“I attribute my success to my daughter,” Hayes adds. “She is involved in a lot of clubs, and she’s pretty good at softball. I need to be able to afford those things comfortably, so I knew I needed to do better for both myself and her.”
Grace’s Cordell also says that money was a big motivation for her career change. “I knew that I wanted something where I would make good money and be able to support myself,” she adds. Despite friends and family warning her that she might be treated differently as a woman in her new job, Cordell hasn’t noticed any of that.
“I was expecting that kind of an attitude, and when I got here it really hasn’t been that way,” she says. “You kind of go in with that mindset and then you see that it’s not true.”
“I think it’s all just normal stuff,” she adds. “You have to learn the position, and you have to prove that you can do the job. With the men it’s kind of understood that they can do the job, and that they can handle the labor and the physical aspects. So, as a woman you have to show them you can do it.”
FEMALE ENROLLMENT UP
Demand for skilled labor training is also growing among women. At Associated Builders and Contractors – Bayou Chapter’s worker training program in New Orleans, female enrollment unexpectedly shot up to 21 students this spring, after hovering around an unimpressive two or three per semester for years. While that still comprises a small percentage of those to graduate this May, Claire Obgartel, ABC’s vice president of workforce development, says it represents the highest number of females to ever enroll in the program.
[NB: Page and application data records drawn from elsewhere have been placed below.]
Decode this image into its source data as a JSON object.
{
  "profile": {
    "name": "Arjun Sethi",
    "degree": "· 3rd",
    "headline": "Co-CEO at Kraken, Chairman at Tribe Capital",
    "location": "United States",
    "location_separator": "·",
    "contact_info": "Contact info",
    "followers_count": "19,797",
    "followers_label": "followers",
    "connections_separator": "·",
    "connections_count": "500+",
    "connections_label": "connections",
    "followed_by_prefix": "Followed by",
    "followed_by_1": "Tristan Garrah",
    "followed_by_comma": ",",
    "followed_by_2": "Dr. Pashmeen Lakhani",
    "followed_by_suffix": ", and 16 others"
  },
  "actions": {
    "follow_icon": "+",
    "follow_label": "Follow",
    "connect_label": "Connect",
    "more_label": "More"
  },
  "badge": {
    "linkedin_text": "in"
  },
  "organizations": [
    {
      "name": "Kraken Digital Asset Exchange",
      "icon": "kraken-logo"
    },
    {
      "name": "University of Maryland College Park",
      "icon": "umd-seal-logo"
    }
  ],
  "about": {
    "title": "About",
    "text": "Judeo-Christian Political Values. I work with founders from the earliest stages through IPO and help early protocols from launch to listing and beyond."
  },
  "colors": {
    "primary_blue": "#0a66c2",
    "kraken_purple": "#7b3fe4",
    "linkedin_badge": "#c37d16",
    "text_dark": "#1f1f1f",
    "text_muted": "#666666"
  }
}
“I’m not really sure what the driving force is behind it,” Obgartel says. “It just kind of happened, and it’s crossing over multiple crafts. We have students being trained in electrical, pipefitting, welding and scaffolding.” Most of the students are sponsored by industrial contractors such as Brock Services, Turner Industries and Pala Group.
“These students see people doing other things and they want to make a change,” Obgartel adds. “One of our female electrical students does electrical drawings for Dow, and she wanted to learn more about the electrical trade to improve her skillset.”
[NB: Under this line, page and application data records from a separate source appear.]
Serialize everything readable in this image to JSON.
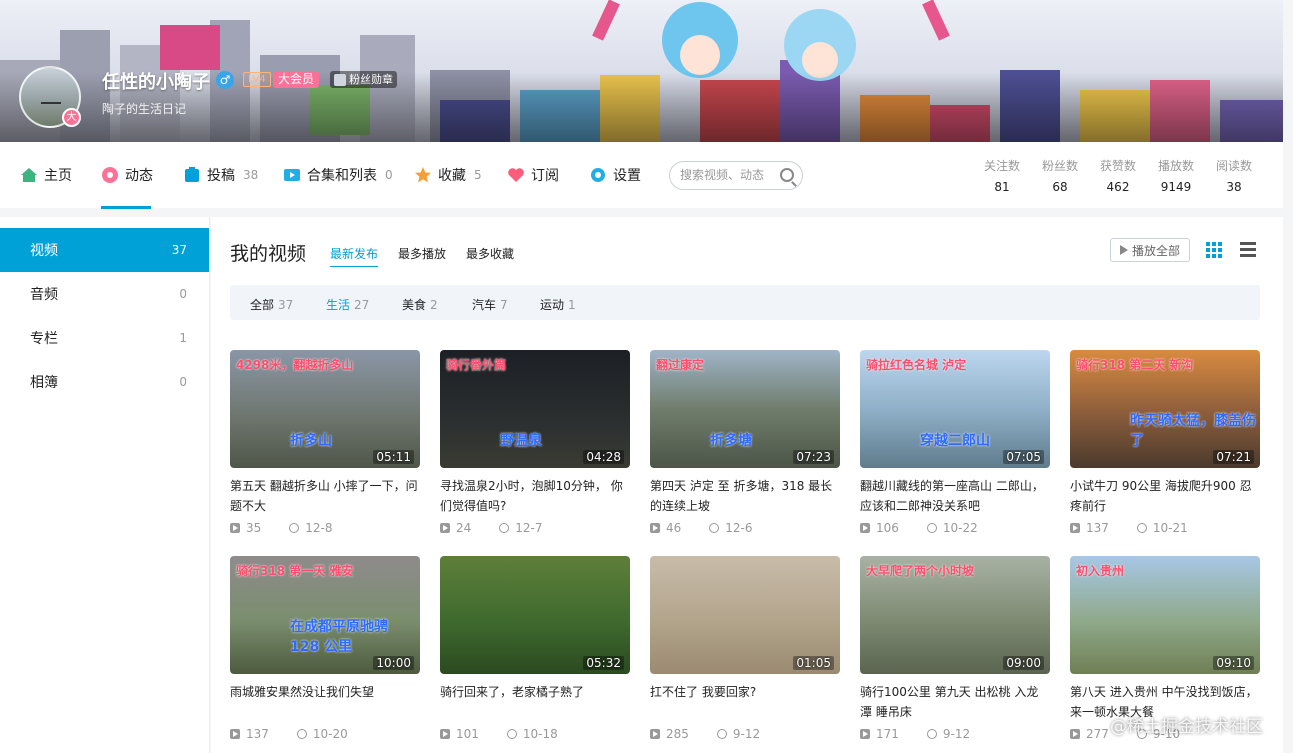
{
  "profile": {
    "name": "任性的小陶子",
    "gender_icon": "♂",
    "level": "LV4",
    "vip_label": "大会员",
    "medal_label": "粉丝勋章",
    "signature": "陶子的生活日记",
    "avatar_badge": "大"
  },
  "nav": {
    "items": [
      {
        "label": "主页",
        "count": "",
        "icon": "home-icon",
        "color": "#3fb37f"
      },
      {
        "label": "动态",
        "count": "",
        "icon": "dynamic-icon",
        "color": "#fb7299"
      },
      {
        "label": "投稿",
        "count": "38",
        "icon": "upload-icon",
        "color": "#00a1d6"
      },
      {
        "label": "合集和列表",
        "count": "0",
        "icon": "collection-icon",
        "color": "#23ade5"
      },
      {
        "label": "收藏",
        "count": "5",
        "icon": "star-icon",
        "color": "#f3a034"
      },
      {
        "label": "订阅",
        "count": "",
        "icon": "heart-icon",
        "color": "#ff5c7c"
      },
      {
        "label": "设置",
        "count": "",
        "icon": "gear-icon",
        "color": "#23ade5"
      }
    ],
    "search_placeholder": "搜索视频、动态",
    "stats": [
      {
        "label": "关注数",
        "value": "81"
      },
      {
        "label": "粉丝数",
        "value": "68"
      },
      {
        "label": "获赞数",
        "value": "462"
      },
      {
        "label": "播放数",
        "value": "9149"
      },
      {
        "label": "阅读数",
        "value": "38"
      }
    ]
  },
  "sidebar": {
    "items": [
      {
        "label": "视频",
        "count": "37"
      },
      {
        "label": "音频",
        "count": "0"
      },
      {
        "label": "专栏",
        "count": "1"
      },
      {
        "label": "相簿",
        "count": "0"
      }
    ]
  },
  "main": {
    "title": "我的视频",
    "sorts": [
      "最新发布",
      "最多播放",
      "最多收藏"
    ],
    "play_all": "播放全部",
    "filters": [
      {
        "label": "全部",
        "count": "37"
      },
      {
        "label": "生活",
        "count": "27"
      },
      {
        "label": "美食",
        "count": "2"
      },
      {
        "label": "汽车",
        "count": "7"
      },
      {
        "label": "运动",
        "count": "1"
      }
    ]
  },
  "videos": [
    {
      "title": "第五天 翻越折多山 小摔了一下，问题不大",
      "duration": "05:11",
      "plays": "35",
      "date": "12-8",
      "cap": "4298米，翻越折多山",
      "cap2": "折多山",
      "bg": "linear-gradient(180deg,#8a96a6 0%,#6f7770 55%,#4f5649 100%)"
    },
    {
      "title": "寻找温泉2小时，泡脚10分钟， 你们觉得值吗?",
      "duration": "04:28",
      "plays": "24",
      "date": "12-7",
      "cap": "骑行番外篇",
      "cap2": "野温泉",
      "bg": "linear-gradient(180deg,#1c1f24 0%,#2b2f30 60%,#3a3b33 100%)"
    },
    {
      "title": "第四天 泸定 至 折多塘，318 最长的连续上坡",
      "duration": "07:23",
      "plays": "46",
      "date": "12-6",
      "cap": "翻过康定",
      "cap2": "折多塘",
      "bg": "linear-gradient(180deg,#9fb4c8 0%,#707d6c 50%,#4c5548 100%)"
    },
    {
      "title": "翻越川藏线的第一座高山 二郎山，应该和二郎神没关系吧",
      "duration": "07:05",
      "plays": "106",
      "date": "10-22",
      "cap": "骑拉红色名城 泸定",
      "cap2": "穿越二郎山",
      "bg": "linear-gradient(180deg,#bcd6ee 0%,#8fb0c8 50%,#607c8c 100%)"
    },
    {
      "title": "小试牛刀 90公里 海拔爬升900 忍疼前行",
      "duration": "07:21",
      "plays": "137",
      "date": "10-21",
      "cap": "骑行318 第二天 新沟",
      "cap2": "昨天骑太猛，膝盖伤了",
      "bg": "linear-gradient(180deg,#d98b3f 0%,#8a5c3c 55%,#4b3a2d 100%)"
    },
    {
      "title": "雨城雅安果然没让我们失望",
      "duration": "10:00",
      "plays": "137",
      "date": "10-20",
      "cap": "骑行318 第一天 雅安",
      "cap2": "在成都平原驰骋 128 公里",
      "bg": "linear-gradient(180deg,#8f8b8c 0%,#7a8e6e 55%,#4d5a3d 100%)"
    },
    {
      "title": "骑行回来了，老家橘子熟了",
      "duration": "05:32",
      "plays": "101",
      "date": "10-18",
      "cap": "",
      "cap2": "",
      "bg": "linear-gradient(180deg,#5e7f3a 0%,#3f6a2e 55%,#2b4a20 100%)"
    },
    {
      "title": "扛不住了 我要回家?",
      "duration": "01:05",
      "plays": "285",
      "date": "9-12",
      "cap": "",
      "cap2": "",
      "bg": "linear-gradient(180deg,#c8bca9 0%,#b3a48c 55%,#9a8a72 100%)"
    },
    {
      "title": "骑行100公里 第九天 出松桃 入龙潭 睡吊床",
      "duration": "09:00",
      "plays": "171",
      "date": "9-12",
      "cap": "大早爬了两个小时坡",
      "cap2": "",
      "bg": "linear-gradient(180deg,#a8b2a4 0%,#7e8a72 55%,#5a6450 100%)"
    },
    {
      "title": "第八天 进入贵州 中午没找到饭店，来一顿水果大餐",
      "duration": "09:10",
      "plays": "277",
      "date": "9-10",
      "cap": "初入贵州",
      "cap2": "",
      "bg": "linear-gradient(180deg,#a7c7e6 0%,#8fa98a 55%,#6f7f55 100%)"
    }
  ],
  "watermark": "@稀土掘金技术社区"
}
David Alexander, director of training at ABC – Pelican Chapter in Baton Rouge, says women comprise a small percentage of the approximately 3,400 students who enter training at facilities in Baton Rouge and Lake Charles. Still, the high-wage environment has attracted some females to pursue craft training. “We do have females in our evening programs,” Alexander says.
Encouraging statistics can also be found at LSU, where there has been a perceptible surge in female enrollment in nontraditional curricula, particularly construction management.
Charles Berryman, chairman of LSU’s Construction Management Department, has noticed a sizeable increase in the number of females entering the construction management curriculum just this year. “About 7.5% of last year’s enrollment were females, the highest percentage since we began keeping track in 2008,” Berryman says. In fact, the current president of LSU’s Construction Student Association, Ameenah Henderson, is a woman.
Berryman says there is an undeniable trend toward more females in the program. “Something else we’ve noticed … the girls get hired faster than the boys,” he adds. “They’re just better at multitasking. They get into scheduling, estimating, contracts, accounting, and so on.”
He feels the increasing numbers can be attributed to changing perceptions, fueled by outreach efforts and career fairs.
For what gender boundaries there are, whether conscious or unconscious, they’re best addressed at a young age, says Papai of the Louisiana STEM Girls Collaborative. His group has made breaking down barriers at the middle school and high school levels its primary goal.
“You’re seeing more young women in middle school and high school showing an interest in STEM careers, and they test better in science and math than the boys,” Papai says. “But, in the past, when they went to college they didn’t go into those fields. We’re beginning to see that slowly change.”
Originally published in the second quarter 2016 edition of 10/12 Industry Report.